Task statement:
Write the entries out in full, matching them exactly.

Data provided:

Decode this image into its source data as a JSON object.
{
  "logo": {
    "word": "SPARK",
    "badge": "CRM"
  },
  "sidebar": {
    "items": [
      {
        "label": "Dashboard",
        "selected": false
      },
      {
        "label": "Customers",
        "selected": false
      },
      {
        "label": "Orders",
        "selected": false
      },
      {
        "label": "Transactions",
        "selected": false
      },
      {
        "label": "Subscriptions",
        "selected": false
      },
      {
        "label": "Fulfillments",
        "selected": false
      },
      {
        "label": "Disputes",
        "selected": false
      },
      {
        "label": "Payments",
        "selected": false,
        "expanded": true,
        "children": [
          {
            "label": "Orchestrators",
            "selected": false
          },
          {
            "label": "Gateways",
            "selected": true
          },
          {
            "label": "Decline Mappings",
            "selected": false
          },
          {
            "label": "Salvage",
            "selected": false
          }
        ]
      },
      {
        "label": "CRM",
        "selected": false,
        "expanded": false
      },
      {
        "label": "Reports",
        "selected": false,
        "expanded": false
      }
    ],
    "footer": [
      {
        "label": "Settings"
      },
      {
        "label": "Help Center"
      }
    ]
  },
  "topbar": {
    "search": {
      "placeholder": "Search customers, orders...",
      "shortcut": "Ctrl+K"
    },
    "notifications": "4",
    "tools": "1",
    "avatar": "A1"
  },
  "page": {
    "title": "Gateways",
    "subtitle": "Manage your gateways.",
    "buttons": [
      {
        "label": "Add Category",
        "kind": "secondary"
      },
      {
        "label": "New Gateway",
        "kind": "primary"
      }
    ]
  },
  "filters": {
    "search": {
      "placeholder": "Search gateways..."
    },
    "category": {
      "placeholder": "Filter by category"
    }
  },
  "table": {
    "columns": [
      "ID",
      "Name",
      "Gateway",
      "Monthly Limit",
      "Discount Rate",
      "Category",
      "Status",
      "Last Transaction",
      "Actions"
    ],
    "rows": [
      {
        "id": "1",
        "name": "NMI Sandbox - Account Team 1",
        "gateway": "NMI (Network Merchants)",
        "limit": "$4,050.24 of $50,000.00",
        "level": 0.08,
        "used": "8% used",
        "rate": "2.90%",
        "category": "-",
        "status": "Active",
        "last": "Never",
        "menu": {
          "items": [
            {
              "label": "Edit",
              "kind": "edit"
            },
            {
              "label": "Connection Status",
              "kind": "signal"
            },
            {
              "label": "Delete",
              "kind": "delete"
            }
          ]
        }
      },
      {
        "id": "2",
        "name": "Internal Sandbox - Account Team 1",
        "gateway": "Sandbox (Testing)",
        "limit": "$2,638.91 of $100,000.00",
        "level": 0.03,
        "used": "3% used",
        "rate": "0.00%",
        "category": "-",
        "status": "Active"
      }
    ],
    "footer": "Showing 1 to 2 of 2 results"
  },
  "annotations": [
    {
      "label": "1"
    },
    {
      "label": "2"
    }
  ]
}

Answer box:
Decode this image into its source data as a JSON object.
{
  "logo": {
    "word": "SPARK",
    "badge": "CRM"
  },
  "sidebar": {
    "items": [
      {
        "label": "Dashboard",
        "selected": false
      },
      {
        "label": "Customers",
        "selected": false
      },
      {
        "label": "Orders",
        "selected": false
      },
      {
        "label": "Transactions",
        "selected": false
      },
      {
        "label": "Subscriptions",
        "selected": false
      },
      {
        "label": "Fulfillments",
        "selected": false
      },
      {
        "label": "Disputes",
        "selected": false
      },
      {
        "label": "Payments",
        "selected": false,
        "expanded": true,
        "children": [
          {
            "label": "Orchestrators",
            "selected": false
          },
          {
            "label": "Gateways",
            "selected": true
          },
          {
            "label": "Decline Mappings",
            "selected": false
          },
          {
            "label": "Salvage",
            "selected": false
          }
        ]
      },
      {
        "label": "CRM",
        "selected": false,
        "expanded": false
      },
      {
        "label": "Reports",
        "selected": false,
        "expanded": false
      }
    ],
    "footer": [
      {
        "label": "Settings"
      },
      {
        "label": "Help Center"
      }
    ]
  },
  "topbar": {
    "search": {
      "placeholder": "Search customers, orders...",
      "shortcut": "Ctrl+K"
    },
    "notifications": "4",
    "tools": "1",
    "avatar": "A1"
  },
  "page": {
    "title": "Gateways",
    "subtitle": "Manage your gateways.",
    "buttons": [
      {
        "label": "Add Category",
        "kind": "secondary"
      },
      {
        "label": "New Gateway",
        "kind": "primary"
      }
    ]
  },
  "filters": {
    "search": {
      "placeholder": "Search gateways..."
    },
    "category": {
      "placeholder": "Filter by category"
    }
  },
  "table": {
    "columns": [
      "ID",
      "Name",
      "Gateway",
      "Monthly Limit",
      "Discount Rate",
      "Category",
      "Status",
      "Last Transaction",
      "Actions"
    ],
    "rows": [
      {
        "id": "1",
        "name": "NMI Sandbox - Account Team 1",
        "gateway": "NMI (Network Merchants)",
        "limit": "$4,050.24 of $50,000.00",
        "level": 0.08,
        "used": "8% used",
        "rate": "2.90%",
        "category": "-",
        "status": "Active",
        "last": "Never",
        "menu": {
          "items": [
            {
              "label": "Edit",
              "kind": "edit"
            },
            {
              "label": "Connection Status",
              "kind": "signal"
            },
            {
              "label": "Delete",
              "kind": "delete"
            }
          ]
        }
      },
      {
        "id": "2",
        "name": "Internal Sandbox - Account Team 1",
        "gateway": "Sandbox (Testing)",
        "limit": "$2,638.91 of $100,000.00",
        "level": 0.03,
        "used": "3% used",
        "rate": "0.00%",
        "category": "-",
        "status": "Active"
      }
    ],
    "footer": "Showing 1 to 2 of 2 results"
  },
  "annotations": [
    {
      "label": "1"
    },
    {
      "label": "2"
    }
  ]
}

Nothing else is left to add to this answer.